WW: There’s always a danger of reading too much into lyrics – but there are some on the new album that listeners may interpret as being you guys talking about yourselves. Like in “The Other Side,” where there’s all this talk about “saviors” and dragging people from where they are to where they belong. Was that any kind of a comment to fans – a way of saying they may not be sure about where you’re taking them, but they’ll like it when they get there?
RS: No, actually – although that’s quite close. It’s actually the closest so far. No, it was actually sort of a semi-jab at the whole major label experience.
WW: So were you guys the ones who felt you were being dragged somewhere?
RS: That’s what we were worried about initially. I think the song’s about that initial worry. But as it turned out, things have been good.

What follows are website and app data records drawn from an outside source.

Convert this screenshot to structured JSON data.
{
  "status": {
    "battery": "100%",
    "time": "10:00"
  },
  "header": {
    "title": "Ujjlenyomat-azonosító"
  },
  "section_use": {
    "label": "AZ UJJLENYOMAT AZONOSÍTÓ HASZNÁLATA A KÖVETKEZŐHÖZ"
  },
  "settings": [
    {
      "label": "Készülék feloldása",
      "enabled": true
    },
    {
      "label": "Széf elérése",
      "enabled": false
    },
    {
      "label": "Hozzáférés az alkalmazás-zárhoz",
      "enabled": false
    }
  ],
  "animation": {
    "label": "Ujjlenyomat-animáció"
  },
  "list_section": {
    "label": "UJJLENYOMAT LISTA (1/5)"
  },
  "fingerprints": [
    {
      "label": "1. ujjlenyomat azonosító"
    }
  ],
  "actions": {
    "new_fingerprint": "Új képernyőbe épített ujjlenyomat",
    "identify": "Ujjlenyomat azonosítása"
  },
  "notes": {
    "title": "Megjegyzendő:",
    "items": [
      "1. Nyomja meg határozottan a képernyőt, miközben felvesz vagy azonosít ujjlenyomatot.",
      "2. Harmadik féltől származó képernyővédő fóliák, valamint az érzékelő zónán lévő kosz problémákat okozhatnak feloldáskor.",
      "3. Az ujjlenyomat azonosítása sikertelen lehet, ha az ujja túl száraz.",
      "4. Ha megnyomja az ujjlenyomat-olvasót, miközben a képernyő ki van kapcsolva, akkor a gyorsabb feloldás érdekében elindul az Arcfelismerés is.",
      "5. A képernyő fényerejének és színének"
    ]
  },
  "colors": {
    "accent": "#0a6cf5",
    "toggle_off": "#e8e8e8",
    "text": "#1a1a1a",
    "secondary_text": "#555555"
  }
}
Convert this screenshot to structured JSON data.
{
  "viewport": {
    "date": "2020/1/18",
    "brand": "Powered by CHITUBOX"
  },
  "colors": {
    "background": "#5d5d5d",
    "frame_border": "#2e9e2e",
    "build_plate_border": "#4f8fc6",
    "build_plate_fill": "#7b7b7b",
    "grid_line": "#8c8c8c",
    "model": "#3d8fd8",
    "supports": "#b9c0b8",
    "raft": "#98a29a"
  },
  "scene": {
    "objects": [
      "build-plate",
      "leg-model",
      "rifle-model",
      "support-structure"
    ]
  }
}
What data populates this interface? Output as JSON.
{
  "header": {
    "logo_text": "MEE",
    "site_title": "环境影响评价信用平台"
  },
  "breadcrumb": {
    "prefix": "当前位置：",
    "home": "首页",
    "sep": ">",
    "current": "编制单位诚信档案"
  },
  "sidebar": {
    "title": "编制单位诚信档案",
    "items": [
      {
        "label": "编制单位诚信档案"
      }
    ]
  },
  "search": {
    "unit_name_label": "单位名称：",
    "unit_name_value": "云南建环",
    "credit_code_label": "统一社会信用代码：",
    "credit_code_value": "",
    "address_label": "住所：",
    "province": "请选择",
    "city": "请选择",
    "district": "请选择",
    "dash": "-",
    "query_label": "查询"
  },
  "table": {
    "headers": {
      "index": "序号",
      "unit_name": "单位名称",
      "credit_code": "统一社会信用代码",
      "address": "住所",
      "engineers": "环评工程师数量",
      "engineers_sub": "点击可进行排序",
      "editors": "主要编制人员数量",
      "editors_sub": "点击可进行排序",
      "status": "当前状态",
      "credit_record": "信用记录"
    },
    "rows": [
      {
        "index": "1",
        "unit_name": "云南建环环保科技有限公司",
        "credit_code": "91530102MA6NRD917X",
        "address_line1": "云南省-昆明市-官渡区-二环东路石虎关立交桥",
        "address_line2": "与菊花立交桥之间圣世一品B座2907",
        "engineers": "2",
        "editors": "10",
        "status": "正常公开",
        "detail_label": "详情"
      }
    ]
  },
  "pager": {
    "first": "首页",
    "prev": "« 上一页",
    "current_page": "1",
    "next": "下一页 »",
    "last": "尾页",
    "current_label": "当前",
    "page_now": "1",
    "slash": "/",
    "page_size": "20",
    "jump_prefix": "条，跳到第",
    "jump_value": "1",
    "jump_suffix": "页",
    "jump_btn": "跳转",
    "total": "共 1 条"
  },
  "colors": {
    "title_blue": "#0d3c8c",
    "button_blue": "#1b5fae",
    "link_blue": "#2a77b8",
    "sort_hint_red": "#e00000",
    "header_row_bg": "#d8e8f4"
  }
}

WW: Your experiences have been pretty positive so far?
RS: Yeah. I’d say I wasn’t that into the whole A&R process of the label coming into the studio. I don’t know if I’d really care to repeat that on the next one.
WW: Since the new album has done so well, do you think they’ll leave you alone next time around?
RS: I think so, yeah.
WW: What about the references in “Granite” to a “new way” and a “new dawn”? What was your focus there?
RS: This was around the time of Hurricane Katrina happened. There was all this shit in the world that was changing on such a massive scale, and it was the first time I’d ever seen an entire city flooded out. It was a sense of being invaded by something. It got into our head, that feeling.
WW: Here in the States, groups with electronics as a major part of their sound have often had a hard time getting beyond a cult-band status. Even the Prodigy ran into that. Do you think things are going to be different for you? And if so, do you think that might be because of the rock elements we were talking about earlier?
RS: I guess all we can do is hope so. I do hope that’s the case. There’s this whole thing over in the U.K. music industry about breaking America, and I don’t know – I’ve always found it to be a bit stupid because it’s not like we’re trying to appeal to an Egyptian audience. You guys are just people who like music, same as anywhere else.
WW: Given how you’ve done in England, does breaking America really matter that much to you? Or would it be very disappointing if you couldn’t get a foothold in the U.S.?
RS: I think it’d be a shame, because we’ve always made tracks on the principle that we hope anyone’s going to be into them. I guess if it didn’t happen, we’d have to have a look at why. But I’m interested to see how it goes down, especially when you look at the success of bands like MGMT. Hopefully it won’t be too difficult.